Microsoft Corp. is in talks to acquire the operations of TikTok in the U.S., Canada, Australia and New Zealand.

The EU’s data protection chiefs in June announced that they shall investigate and examine the Chinese company before it is legally allowed to begin its data centres. Hence, a task force was established. The main purpose of the task force is to gauge whether “TikTok’s processing and practices across the EU,” are reasonable and fair under the current privacy legislation or not.

The EU task force would also likely give the final decision on plans by the company to set up an EU base for data purposes in Ireland. The Irish data authority is already actively looking into various tech giants including Google, Facebook Inc. and Twitter Inc.

According to CNIL, for TikTok to set up a headquarters in Ireland, it would need to prove that its base there fulfils the necessary conditions under the bloc’s data protection rules.

Before all of this happened, TikTok announced that its first data centre in Europe will be situated in Ireland and that means a 420 million Euro ($500 million) investment.

Before Ireland and France, the Dutch data-protection commission also investigated TikTok’s policies to protect children’s data. The Danish privacy watchdog in June also announced a probe. The U.K.’s Information Commissioner’s Office (ICO) has also been looking into TikTok since last year.

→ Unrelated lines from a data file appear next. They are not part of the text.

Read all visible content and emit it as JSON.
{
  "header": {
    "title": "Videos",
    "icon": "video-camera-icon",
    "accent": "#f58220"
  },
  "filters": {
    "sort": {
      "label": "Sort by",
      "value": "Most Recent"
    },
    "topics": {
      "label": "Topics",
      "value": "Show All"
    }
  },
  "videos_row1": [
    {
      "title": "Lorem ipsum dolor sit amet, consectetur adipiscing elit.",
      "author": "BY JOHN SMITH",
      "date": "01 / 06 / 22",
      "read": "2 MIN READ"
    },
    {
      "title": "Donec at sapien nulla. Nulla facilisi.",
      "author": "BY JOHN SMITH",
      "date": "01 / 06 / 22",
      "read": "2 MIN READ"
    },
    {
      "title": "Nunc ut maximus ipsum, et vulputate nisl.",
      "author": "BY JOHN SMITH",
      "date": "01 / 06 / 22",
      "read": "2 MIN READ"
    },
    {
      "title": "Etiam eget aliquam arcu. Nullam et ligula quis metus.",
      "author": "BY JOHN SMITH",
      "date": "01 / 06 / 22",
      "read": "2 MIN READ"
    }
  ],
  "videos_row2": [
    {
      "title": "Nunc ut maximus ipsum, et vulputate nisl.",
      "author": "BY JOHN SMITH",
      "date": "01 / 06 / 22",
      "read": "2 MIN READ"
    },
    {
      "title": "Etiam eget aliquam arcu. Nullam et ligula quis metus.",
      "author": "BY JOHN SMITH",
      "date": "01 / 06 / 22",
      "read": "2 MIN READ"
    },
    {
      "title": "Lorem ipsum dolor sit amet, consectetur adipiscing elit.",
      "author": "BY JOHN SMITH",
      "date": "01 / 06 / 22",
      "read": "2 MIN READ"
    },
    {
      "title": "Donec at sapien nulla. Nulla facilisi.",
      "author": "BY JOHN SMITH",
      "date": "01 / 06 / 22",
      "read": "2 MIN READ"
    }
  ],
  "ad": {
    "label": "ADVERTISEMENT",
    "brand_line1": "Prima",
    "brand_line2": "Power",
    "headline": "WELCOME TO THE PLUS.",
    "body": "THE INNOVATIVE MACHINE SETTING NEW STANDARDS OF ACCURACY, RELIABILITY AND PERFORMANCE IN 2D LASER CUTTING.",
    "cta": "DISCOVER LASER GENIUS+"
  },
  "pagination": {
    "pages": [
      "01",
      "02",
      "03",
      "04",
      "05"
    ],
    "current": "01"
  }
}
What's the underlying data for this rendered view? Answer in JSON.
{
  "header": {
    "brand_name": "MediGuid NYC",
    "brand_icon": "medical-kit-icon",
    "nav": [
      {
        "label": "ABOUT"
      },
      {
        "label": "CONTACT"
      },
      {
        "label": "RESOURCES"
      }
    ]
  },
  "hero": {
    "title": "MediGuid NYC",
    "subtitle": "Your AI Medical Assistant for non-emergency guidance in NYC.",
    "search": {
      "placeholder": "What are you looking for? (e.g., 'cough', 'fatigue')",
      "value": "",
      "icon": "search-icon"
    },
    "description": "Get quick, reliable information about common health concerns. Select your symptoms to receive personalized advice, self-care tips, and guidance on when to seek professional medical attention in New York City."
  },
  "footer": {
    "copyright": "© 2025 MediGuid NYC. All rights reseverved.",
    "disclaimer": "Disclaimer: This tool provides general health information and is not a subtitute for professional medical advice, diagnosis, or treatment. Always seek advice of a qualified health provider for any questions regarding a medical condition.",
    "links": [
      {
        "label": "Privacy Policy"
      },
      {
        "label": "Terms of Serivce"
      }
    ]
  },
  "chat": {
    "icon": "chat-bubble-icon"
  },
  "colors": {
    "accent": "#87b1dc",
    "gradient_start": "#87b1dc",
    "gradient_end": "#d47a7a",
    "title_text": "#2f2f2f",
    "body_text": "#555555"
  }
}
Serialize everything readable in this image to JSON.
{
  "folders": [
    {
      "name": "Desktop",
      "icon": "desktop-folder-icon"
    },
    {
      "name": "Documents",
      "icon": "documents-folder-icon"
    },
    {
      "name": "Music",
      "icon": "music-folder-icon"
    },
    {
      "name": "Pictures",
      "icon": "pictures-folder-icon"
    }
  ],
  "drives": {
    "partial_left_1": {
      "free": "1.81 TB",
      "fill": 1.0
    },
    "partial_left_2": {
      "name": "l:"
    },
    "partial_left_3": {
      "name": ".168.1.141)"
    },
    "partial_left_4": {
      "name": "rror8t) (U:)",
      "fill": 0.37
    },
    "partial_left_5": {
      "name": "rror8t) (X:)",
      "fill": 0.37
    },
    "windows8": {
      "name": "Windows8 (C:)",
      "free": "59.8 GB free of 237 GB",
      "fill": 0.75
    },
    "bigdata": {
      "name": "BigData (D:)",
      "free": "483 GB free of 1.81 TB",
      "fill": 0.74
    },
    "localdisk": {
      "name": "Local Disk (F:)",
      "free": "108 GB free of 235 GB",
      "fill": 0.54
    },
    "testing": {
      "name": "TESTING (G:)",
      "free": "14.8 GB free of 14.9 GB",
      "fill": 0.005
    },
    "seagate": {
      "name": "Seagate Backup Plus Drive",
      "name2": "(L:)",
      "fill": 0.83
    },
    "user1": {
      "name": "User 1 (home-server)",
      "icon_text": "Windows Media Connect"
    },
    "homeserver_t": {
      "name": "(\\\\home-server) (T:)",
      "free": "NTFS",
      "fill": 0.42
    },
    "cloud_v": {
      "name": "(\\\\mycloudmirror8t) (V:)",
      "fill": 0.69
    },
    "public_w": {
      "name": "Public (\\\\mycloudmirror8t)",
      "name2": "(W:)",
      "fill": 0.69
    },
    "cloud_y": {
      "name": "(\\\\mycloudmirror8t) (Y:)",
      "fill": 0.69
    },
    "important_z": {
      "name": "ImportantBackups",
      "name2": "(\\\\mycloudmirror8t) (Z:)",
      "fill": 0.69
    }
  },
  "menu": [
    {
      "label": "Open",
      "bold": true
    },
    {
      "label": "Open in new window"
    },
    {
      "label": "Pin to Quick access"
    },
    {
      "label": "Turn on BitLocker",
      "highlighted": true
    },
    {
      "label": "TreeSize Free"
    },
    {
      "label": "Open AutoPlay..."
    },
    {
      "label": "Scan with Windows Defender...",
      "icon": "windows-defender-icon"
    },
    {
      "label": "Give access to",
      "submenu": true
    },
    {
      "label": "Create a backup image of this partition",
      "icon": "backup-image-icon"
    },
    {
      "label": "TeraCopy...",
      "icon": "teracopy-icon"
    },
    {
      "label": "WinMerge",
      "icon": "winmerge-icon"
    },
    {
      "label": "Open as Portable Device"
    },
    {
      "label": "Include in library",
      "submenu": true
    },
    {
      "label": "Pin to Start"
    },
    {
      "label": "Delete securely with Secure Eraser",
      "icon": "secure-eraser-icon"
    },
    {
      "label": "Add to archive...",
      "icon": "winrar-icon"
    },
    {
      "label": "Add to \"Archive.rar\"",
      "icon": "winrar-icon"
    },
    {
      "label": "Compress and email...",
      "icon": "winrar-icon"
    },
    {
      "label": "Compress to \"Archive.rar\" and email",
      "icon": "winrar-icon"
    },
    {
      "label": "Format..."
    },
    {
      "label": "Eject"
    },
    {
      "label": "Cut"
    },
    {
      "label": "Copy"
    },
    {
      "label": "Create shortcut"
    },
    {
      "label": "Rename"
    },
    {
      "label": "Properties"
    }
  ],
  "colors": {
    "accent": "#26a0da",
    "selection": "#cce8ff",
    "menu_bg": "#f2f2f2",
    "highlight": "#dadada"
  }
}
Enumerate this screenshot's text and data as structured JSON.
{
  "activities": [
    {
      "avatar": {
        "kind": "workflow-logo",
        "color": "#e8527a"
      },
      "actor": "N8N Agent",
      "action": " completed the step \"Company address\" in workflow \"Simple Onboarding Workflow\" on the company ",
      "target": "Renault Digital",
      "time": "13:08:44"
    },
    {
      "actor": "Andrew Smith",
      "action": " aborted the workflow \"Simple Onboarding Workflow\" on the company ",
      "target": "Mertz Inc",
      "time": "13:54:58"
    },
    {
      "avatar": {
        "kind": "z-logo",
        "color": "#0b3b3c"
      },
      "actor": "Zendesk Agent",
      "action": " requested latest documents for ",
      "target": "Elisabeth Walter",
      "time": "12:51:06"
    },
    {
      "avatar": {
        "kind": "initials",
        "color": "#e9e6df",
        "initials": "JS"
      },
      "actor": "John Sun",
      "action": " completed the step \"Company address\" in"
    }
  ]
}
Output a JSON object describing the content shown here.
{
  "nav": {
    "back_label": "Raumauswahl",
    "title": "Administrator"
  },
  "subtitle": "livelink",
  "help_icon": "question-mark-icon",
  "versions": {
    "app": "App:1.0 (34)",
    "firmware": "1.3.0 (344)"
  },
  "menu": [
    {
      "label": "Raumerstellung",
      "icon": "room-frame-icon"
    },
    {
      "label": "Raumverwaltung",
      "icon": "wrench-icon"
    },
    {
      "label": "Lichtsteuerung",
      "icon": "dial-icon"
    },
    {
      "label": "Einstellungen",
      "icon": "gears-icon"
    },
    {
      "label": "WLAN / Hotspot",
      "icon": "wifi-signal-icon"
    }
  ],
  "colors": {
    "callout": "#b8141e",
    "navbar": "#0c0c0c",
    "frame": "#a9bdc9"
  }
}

Furthermore, to complicate the Microsoft acquisition, TikTok is facing increasing pressure in the U.S. as President Donald Trump recently banned the app, on the grounds that it jeopardizes national security.